In this case, which was brought to my attention by a post on Lynne Butler’s Estate Law Canada blog site, a testator had executed a will that left nothing to his adult independent children but instead left his entire estate to his daughter-in-law, who was the estranged spouse of one of the adult independent children. Having failed in their will challenge in the first instance, the children appealed to the Ontario Court of Appeal to have their father’s will set aside and to have the estate distributed in a manner more favourable to them. The only ground of appeal they set forth was that the trial judge made an error in failing to find that their father had a moral obligation to provide for his children in his will in a just and equitable manner.

The Court of Appeal cited several reasons for dismissing the children’s appeal, but the decision specifically notes that the “moral obligation claim” advanced by the children was “misconceived.” According to the decision, the moral obligation claim advanced by the children relied on jurisprudence from British Columbia related to a specific piece of legislation, the Wills Variation Act, which has no counterpart in Ontario.
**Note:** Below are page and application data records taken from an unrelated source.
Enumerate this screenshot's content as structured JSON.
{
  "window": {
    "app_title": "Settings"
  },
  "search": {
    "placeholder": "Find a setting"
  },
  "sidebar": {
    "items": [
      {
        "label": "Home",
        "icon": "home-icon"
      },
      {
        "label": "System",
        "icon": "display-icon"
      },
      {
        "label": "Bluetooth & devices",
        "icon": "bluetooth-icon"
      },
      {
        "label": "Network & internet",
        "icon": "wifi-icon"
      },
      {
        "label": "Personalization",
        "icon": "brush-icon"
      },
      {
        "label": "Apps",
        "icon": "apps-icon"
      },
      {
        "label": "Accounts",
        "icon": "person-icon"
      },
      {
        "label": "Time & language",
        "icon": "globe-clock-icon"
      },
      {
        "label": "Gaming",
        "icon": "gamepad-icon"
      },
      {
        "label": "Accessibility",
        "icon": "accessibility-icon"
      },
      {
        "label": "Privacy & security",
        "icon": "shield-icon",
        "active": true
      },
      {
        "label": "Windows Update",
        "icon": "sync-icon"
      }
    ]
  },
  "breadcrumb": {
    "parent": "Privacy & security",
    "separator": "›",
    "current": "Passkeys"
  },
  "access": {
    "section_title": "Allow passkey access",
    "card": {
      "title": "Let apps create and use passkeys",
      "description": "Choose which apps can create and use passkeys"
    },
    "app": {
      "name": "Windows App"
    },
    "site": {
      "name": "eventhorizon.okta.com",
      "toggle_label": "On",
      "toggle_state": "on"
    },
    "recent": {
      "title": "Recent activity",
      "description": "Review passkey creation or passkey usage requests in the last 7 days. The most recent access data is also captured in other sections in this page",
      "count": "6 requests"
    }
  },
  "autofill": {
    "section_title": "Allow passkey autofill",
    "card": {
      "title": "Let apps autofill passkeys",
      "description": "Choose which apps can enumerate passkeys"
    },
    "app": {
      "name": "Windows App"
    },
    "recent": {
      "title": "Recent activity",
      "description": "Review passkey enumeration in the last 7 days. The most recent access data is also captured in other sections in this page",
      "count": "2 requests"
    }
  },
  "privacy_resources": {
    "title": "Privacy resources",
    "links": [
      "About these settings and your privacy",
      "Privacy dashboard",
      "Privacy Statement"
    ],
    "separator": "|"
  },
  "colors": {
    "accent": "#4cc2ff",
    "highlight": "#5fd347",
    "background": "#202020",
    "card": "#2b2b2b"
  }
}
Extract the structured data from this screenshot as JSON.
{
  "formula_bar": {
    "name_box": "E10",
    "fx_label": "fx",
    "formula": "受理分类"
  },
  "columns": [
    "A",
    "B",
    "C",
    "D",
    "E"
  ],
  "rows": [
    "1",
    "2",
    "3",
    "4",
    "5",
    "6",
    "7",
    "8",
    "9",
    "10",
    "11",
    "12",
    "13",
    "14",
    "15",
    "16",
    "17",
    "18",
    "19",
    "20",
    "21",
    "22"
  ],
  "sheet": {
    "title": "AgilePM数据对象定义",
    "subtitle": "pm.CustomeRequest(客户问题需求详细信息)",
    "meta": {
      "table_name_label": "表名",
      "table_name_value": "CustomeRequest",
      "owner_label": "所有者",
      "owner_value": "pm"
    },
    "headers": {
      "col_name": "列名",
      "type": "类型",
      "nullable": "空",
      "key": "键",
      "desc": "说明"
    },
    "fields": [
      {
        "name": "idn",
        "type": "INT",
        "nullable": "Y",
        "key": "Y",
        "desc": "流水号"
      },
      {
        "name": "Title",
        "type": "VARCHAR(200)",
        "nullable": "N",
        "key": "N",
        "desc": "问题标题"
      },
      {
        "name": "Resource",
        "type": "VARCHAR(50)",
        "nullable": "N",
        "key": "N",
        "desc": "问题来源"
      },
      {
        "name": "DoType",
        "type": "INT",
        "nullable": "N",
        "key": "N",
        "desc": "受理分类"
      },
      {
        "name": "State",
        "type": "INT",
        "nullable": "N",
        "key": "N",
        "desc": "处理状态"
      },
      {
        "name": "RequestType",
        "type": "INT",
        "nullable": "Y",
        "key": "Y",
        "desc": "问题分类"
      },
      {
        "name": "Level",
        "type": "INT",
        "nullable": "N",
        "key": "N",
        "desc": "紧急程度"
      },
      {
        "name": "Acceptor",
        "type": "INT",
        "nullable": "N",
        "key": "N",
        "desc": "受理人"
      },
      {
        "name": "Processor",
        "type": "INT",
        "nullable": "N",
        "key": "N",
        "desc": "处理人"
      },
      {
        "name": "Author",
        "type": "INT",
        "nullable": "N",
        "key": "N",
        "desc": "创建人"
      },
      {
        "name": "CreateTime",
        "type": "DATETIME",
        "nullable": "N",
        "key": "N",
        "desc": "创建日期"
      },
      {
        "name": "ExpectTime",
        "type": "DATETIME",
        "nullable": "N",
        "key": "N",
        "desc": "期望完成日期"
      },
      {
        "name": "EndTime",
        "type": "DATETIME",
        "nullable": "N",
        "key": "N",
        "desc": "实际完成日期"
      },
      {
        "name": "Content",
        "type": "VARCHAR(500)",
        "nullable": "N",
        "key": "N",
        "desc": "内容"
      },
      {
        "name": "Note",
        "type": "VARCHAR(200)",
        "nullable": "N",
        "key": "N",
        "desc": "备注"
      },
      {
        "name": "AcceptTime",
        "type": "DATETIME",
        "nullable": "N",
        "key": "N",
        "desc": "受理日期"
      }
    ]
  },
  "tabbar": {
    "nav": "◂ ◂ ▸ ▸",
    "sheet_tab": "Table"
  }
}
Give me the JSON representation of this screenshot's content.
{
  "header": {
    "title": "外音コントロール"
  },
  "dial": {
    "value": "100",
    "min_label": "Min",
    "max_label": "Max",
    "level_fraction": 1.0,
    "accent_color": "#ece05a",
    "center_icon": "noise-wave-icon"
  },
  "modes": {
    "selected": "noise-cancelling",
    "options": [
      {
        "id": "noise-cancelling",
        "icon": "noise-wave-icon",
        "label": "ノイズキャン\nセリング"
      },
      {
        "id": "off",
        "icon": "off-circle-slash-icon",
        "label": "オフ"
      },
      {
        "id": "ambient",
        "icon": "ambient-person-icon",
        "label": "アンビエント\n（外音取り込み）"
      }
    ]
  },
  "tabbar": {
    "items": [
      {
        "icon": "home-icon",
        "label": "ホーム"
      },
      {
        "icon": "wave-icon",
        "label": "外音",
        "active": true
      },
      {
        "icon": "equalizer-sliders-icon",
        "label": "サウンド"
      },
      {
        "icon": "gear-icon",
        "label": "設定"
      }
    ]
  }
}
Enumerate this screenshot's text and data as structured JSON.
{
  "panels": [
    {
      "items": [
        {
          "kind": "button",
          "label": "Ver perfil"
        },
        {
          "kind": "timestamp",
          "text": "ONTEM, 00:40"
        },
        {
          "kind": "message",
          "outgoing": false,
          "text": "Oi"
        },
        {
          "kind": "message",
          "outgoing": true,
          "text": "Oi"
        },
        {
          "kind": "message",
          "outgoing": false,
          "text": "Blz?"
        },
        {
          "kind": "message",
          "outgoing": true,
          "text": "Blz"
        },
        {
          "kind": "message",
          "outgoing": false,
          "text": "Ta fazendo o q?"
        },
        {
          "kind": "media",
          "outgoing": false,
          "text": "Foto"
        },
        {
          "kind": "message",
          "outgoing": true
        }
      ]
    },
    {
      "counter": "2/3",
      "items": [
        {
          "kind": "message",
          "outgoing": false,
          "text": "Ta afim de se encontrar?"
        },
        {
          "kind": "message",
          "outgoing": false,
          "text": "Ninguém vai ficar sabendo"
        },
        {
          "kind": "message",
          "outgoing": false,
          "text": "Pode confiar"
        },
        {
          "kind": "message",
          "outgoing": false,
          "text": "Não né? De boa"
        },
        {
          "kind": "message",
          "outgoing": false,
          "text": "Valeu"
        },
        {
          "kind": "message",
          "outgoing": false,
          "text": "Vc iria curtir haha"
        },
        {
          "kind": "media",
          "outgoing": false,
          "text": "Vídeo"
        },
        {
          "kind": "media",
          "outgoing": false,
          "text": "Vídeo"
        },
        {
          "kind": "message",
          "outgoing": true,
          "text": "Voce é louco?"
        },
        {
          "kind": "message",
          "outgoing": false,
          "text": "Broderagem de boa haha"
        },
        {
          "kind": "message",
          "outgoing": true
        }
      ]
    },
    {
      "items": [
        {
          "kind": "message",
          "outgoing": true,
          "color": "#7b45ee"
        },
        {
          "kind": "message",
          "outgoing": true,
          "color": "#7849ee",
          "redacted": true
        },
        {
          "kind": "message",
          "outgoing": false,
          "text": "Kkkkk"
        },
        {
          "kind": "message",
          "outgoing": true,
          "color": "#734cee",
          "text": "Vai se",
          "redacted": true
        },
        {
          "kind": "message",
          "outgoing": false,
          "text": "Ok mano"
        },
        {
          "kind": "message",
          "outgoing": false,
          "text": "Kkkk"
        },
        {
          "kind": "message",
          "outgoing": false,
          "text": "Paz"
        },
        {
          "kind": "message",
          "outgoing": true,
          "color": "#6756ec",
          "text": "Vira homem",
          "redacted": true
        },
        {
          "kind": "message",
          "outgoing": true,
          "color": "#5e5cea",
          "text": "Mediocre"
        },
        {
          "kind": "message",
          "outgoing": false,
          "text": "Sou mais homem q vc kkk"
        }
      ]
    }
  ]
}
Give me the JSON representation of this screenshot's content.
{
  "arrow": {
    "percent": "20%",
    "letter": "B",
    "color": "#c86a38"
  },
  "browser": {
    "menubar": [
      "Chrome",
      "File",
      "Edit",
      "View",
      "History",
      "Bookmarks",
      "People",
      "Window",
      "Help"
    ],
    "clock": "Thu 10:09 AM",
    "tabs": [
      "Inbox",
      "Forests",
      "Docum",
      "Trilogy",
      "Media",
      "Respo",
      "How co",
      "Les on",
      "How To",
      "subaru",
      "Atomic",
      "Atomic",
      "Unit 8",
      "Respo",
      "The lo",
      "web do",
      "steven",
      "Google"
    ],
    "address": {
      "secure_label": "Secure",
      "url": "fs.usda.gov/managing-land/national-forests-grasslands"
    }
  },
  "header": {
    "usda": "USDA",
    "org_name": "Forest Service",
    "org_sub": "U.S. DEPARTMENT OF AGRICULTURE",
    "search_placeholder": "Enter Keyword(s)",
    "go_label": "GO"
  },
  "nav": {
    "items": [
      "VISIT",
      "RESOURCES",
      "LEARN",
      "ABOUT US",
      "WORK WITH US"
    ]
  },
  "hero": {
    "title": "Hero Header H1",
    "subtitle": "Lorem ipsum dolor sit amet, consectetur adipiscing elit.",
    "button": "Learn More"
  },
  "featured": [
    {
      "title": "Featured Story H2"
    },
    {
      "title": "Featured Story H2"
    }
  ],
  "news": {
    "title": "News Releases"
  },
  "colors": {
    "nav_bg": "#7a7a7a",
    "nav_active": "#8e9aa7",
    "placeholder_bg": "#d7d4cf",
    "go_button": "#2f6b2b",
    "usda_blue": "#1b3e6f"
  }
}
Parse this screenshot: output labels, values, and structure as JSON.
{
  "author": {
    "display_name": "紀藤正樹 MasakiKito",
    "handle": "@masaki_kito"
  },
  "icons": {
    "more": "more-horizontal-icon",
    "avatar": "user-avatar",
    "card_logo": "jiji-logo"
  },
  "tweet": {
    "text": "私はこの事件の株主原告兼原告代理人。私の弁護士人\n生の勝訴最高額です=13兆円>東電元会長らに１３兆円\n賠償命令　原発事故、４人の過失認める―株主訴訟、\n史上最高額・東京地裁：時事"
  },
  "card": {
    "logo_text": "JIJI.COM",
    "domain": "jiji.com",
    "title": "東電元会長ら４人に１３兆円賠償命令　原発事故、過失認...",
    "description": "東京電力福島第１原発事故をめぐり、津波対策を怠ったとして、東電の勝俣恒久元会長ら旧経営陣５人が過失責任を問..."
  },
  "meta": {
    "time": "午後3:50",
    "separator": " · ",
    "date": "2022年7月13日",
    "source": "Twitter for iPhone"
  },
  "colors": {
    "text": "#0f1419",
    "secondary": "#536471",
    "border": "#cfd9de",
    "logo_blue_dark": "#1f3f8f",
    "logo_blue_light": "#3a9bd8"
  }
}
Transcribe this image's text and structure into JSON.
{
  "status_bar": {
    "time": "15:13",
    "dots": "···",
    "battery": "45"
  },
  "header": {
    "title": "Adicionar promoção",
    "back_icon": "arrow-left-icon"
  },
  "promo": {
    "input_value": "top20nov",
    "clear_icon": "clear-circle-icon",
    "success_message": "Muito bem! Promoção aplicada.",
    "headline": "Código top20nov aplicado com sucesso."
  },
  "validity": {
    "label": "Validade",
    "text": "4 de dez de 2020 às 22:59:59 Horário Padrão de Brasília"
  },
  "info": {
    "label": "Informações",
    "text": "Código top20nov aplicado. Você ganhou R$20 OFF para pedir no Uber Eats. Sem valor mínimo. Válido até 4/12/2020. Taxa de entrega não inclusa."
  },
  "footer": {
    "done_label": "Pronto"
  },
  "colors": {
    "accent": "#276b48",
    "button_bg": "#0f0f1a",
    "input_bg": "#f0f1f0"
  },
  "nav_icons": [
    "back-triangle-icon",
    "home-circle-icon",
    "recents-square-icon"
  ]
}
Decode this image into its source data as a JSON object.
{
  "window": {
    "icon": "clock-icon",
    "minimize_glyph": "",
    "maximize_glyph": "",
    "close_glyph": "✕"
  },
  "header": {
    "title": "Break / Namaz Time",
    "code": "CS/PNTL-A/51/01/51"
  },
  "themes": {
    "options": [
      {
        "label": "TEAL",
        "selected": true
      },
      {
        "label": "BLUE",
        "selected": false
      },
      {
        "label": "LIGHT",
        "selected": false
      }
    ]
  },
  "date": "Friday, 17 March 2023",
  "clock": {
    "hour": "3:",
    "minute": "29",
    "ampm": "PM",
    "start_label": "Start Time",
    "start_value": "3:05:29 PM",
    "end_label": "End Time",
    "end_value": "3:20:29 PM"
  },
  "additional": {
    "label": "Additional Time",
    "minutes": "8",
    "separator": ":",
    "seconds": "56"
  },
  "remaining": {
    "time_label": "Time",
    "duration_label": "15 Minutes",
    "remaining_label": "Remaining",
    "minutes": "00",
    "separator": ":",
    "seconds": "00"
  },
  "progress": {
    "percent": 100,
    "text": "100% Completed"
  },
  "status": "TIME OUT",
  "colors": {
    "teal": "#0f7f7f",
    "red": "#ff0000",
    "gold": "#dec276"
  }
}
Similarly, jurisprudence related to dependant’s relief claims under the Ontario Succession Law Reform Act was found to be irrelevant to the children’s claim because the children acknowledged that they were not dependants of the deceased and asserted no dependant’s relief claims in the proceedings.

In its dismissal of the moral obligation claim of the children, the Court of Appeal reaffirmed the concept of testamentary freedom in Ontario as follows: “The appellants point to no authority in Ontario for the proposition that a competent testator’s autonomous distribution of his or her property as reflected in a properly executed will may be displaced or set aside by the courts in the exercise of their discretion pursuant to some alleged overarching concept of a parent’s moral obligation to provide on death for his or her independent, adult children.”


Laura West

About Laura West